Beam in on satellite TV

April 13, 2005
Beam in on satellite TV

Shooting for satellite TV connection is exactly like shining a powerful torch into the night sky.

Avoid obstructions and digital satellite images will light up the TV screen in most parts of
Australia . The picture is sharp; the selection of stations good and after a few run-throughs a feel for getting the satellite angles develops.

Some satellite kits are better than others so cheap in not always a cheerful result. Inaunit triedby GoSeeAustralia the Satellite finder kit, gives a clearly audible guide to finding the Optus C1 satellite.

We used an Eildon camp site as the launch pad for the GoSeeAustralia trialin the sure knowledge that if it worked within the high encircling hills it should work almost anywhere.

To make a real experience of setting up satellite TV my mate Andy Anderson and Itackled the satellite kit from its boxes with no prior knowledge of what we were about.

Do up the U-Bolts
Sadly our egos took a battering. We worked through the instructions well enough until we reached instruction 22 of 24, press Exit three times until you see a picture and then some hours of frustration set in.

As we found out later, at a highly successful second run-through, the station we were trying for had been discontinued. So yes we got it right first time, but we did not know that at Eildon.

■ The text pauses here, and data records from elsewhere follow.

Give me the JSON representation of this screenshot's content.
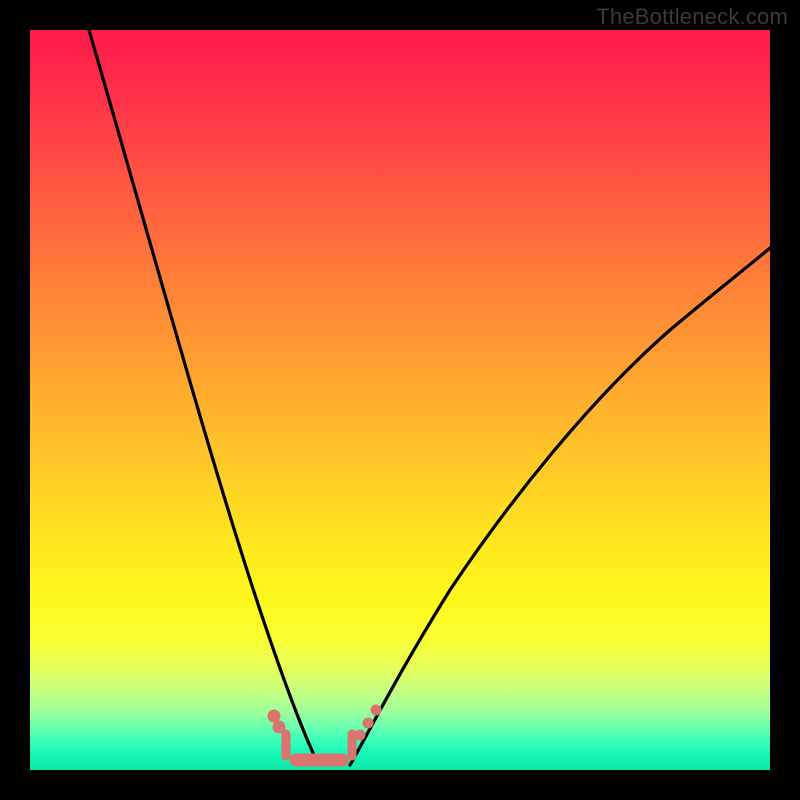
{
  "watermark": "TheBottleneck.com",
  "chart_data": {
    "type": "line",
    "title": "",
    "xlabel": "",
    "ylabel": "",
    "xlim": [
      0,
      100
    ],
    "ylim": [
      0,
      100
    ],
    "grid": false,
    "series": [
      {
        "name": "left-curve",
        "x": [
          8,
          12,
          16,
          20,
          24,
          27,
          29,
          31,
          33,
          34.5,
          36,
          37.5,
          39
        ],
        "y": [
          100,
          80,
          58,
          40,
          26,
          16,
          10,
          6,
          3.5,
          2.5,
          1.8,
          1.2,
          1
        ]
      },
      {
        "name": "right-curve",
        "x": [
          43,
          45,
          47,
          50,
          54,
          60,
          68,
          78,
          90,
          100
        ],
        "y": [
          1,
          2,
          4,
          8,
          14,
          23,
          35,
          48,
          61,
          72
        ]
      },
      {
        "name": "marker-band",
        "x": [
          33,
          34,
          35,
          36,
          37,
          38,
          39,
          40,
          41,
          42,
          43,
          44,
          45,
          46,
          47
        ],
        "y": [
          6,
          4.2,
          2.8,
          1.8,
          1.2,
          1,
          1,
          1,
          1,
          1,
          1.2,
          1.8,
          2.8,
          4.2,
          6
        ]
      }
    ],
    "gradient_stops": [
      {
        "pos": 0,
        "color": "#ff1a4a"
      },
      {
        "pos": 50,
        "color": "#ffb82c"
      },
      {
        "pos": 80,
        "color": "#fff81c"
      },
      {
        "pos": 100,
        "color": "#0ee6a8"
      }
    ]
  }
}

The satellite TV kitcame with a satellite finder, 78cm dish with a collapsible arm, digital Homecast Irdeto receiver/decoder, Low Noise Blocker (LNB), 15 meters of terminated RG6 cable, a compass, Optus Aurora Smartcard and a portable, collapsible stand to bolt the dish to.

When travelling we strapped the big dish at the head of the double bed in our test campervan. The rest of the equipment stowed easily underneath the bed in the big lockers.

When setting up the light, strong tripod needs a flat surface. It pays to set it as low as possible, spread its legs to the maximum and use tent pegs if it is windy.

Set low noise block cable
The comparison with a torch beam really matters when pointing the dish. There must be a clear line of sight to the north. No trees, no buildings just a clear shot at the sky. Andy is a plumber so we had no technical problems with fitting the LNB to the dish arm, but pay attention to the assembly detail in the instruction drawings, it would be possible to fit the arm upside down.

The clue is the arms locking lugs face up. Once the arm is fitted the LNB goes on with its cover facing the dish. Before tightening it down stand in front of the dish and rotate the LNB so the connector faces

A short coaxial cable connects the LNB. The other end goes to LNB In on the satellite finder. The 15m cable gives plenty of scope. One end goes to receiver on the Satellite Finder and the other end to LNB In on the back of the Receiver/Decoder.

Switch it on, the switch is at the back, and also press the power button on your remote control.

The dish Satellite Finder and Low Noise Block hooked upAV cables are supplied and they connect the Receiver to the TV. Plug in following the color code, switch on your TV and change to the AV channel.

The next move is to press OK on the satellite remote control and select the channel called SBS SA, using the up and down buttons. Press OK, then press menu, select installation and then press OK. Enter the password, ours was 0000, select scan transponder and press OK.

Then press i and the bar meter on screen will display signal quality (do NOT confuse with signal strength). The Satfinder will sing like a crazy cricket so turn down its squelch control knob until the signal can just be heard.

Now, from the elevation and compass bearings chart which comes with the kit find the nearest city or town, use the relevant elevation for that centre. That is 44 deg. of angle to the Optus C1 satellite in Eildon and Melbourne. Then set the marked bracket that clamps to the tripod when the dish is assembled, up or down by adjusting the dish angle.

The unit we tried came with nuts to lock the clamps. This leads to some contortionist spanner work.

Turn on the receiver switch at the back and the remote.Find the relevant compass bearing for the nearest centre and adjust the dish left or right. In Eildon and Melbourne the bearing is 18 deg. east of north.

We did no need it, but there is also a high angle elevation bracket supplied which can be used if the location requires. If you have to fit it subtract 20 deg from the angle you read from the elevation chart.

Move the dish left, right and up and down slowly until the Satfinders loud tone indicates you are beamed in on the satellite.

If it is the right one there will be a red signal bar on the receivers signal quality metre. If there is no red bar then work the dish until it shows up. Then peak the signal from the satellite by slowly going through the up, down, left and right routine with the dish.

Lock the bolts on the dish, remove the Satfinder and connect the long main cable directly from the LNB to the receiver. Press Exit three times to bring up a picture. View the activated channels by pressing OK and choose the program.


We thought the kit we tried left gaps in finish and ease of use and our next experience with Campersat showed beyond doubt that you only get what you pay for.

Editor's note also see: